Historic Woodhall Spa

Development of the Spa

Woodhall Spa had its beginnings in the dream of John Parkinson Esquire to sink a coal mine and develop the city of New Bolingbroke. His speculation was a failure as no coal was found. However, the accidental discovery of ‘salt water’ at his coalmine shaft near Coal Pit Wood in Woodhall eventually led to the erecting of a Bath House in 1834 by Thomas Hotchkin, the local squire. Mr Hotchkin later built the Victoria Hotel in 1839 and the spa’s mineral-rich healing waters became a magnet for the treatment of ailments such as rheumatism. The full story is told in the following pages beginning with a time line illustrating the growth of the Spa.

Origins of the Spa: The Watery Jewel
Richard Adolphus Came and the Syndicate of Woodhall Spa
Came Village Walk

The Railway Age

In 1853 a group of far-sighted men local men formed a company to construct a railway from Kirkstead (on the Boston-Lincoln line) to the market town of Horncastle with Woodhall spa as an intermediate station.

Woodhall Spa station
The Horncastle and Kirkstead Junction Railway Company
Paintings of railway scenes circa 1855

The Tower on the Moor

Modern-day scenes of the tower portray an evocative scene of ancient splendour now slipping into decay. The Tower which is now on private land still sits regally and has become one of the hallmarks of the village. Once part of a much larger building it is all that remains.

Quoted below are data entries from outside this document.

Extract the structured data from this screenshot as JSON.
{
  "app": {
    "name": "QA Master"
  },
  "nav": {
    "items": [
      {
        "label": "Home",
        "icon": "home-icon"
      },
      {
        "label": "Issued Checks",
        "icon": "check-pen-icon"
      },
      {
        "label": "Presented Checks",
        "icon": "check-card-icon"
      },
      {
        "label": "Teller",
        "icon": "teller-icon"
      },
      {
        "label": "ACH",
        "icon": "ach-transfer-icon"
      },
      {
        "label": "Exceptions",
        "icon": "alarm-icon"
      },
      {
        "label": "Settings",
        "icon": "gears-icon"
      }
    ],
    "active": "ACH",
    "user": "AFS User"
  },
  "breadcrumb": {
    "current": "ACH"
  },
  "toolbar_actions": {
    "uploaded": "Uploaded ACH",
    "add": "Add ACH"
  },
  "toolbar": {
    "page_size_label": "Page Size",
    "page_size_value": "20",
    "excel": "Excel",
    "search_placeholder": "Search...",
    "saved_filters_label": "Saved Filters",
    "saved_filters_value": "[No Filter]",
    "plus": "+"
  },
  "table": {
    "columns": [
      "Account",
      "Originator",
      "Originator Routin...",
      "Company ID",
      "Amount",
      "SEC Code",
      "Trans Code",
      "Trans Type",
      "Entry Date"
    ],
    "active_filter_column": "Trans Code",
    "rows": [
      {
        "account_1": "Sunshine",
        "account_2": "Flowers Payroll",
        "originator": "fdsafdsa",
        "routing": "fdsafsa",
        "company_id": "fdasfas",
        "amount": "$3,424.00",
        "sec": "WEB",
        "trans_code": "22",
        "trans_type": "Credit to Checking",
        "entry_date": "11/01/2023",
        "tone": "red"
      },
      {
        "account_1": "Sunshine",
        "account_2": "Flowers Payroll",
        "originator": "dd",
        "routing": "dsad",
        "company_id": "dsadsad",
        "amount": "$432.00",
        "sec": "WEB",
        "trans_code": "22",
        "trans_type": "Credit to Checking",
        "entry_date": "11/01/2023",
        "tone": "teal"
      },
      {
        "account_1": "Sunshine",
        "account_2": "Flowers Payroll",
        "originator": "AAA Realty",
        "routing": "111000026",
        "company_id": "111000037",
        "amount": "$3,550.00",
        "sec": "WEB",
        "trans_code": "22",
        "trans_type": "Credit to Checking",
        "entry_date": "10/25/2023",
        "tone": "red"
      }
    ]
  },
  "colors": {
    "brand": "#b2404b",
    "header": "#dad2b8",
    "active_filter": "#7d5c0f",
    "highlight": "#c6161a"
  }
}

The Tower was probably built around the time that Tattershall Castle was being rebuilt in brick (1430 and 1455). Ralph Cromwell, third baron was treasurer of England and was an extremely wealthy man. It is possible that the Tower was part of his hunting lodge since it was originally in a large lake surrounded by marshland.

In 1530 it was recorded by Leland that the Tower was in a ‘great ponde or lake bricked about’. During excavations part of a stone causeway was found leading to the assumption that this would have been laid to give firmer footing for horses. The overseer of the building of the Tower was probably William of Wainfleet. He was involved in the building of Tattershall Castle and the Tower has similarities one example being that the Tower has handrails in the spiral staircase.

Jackie Goodall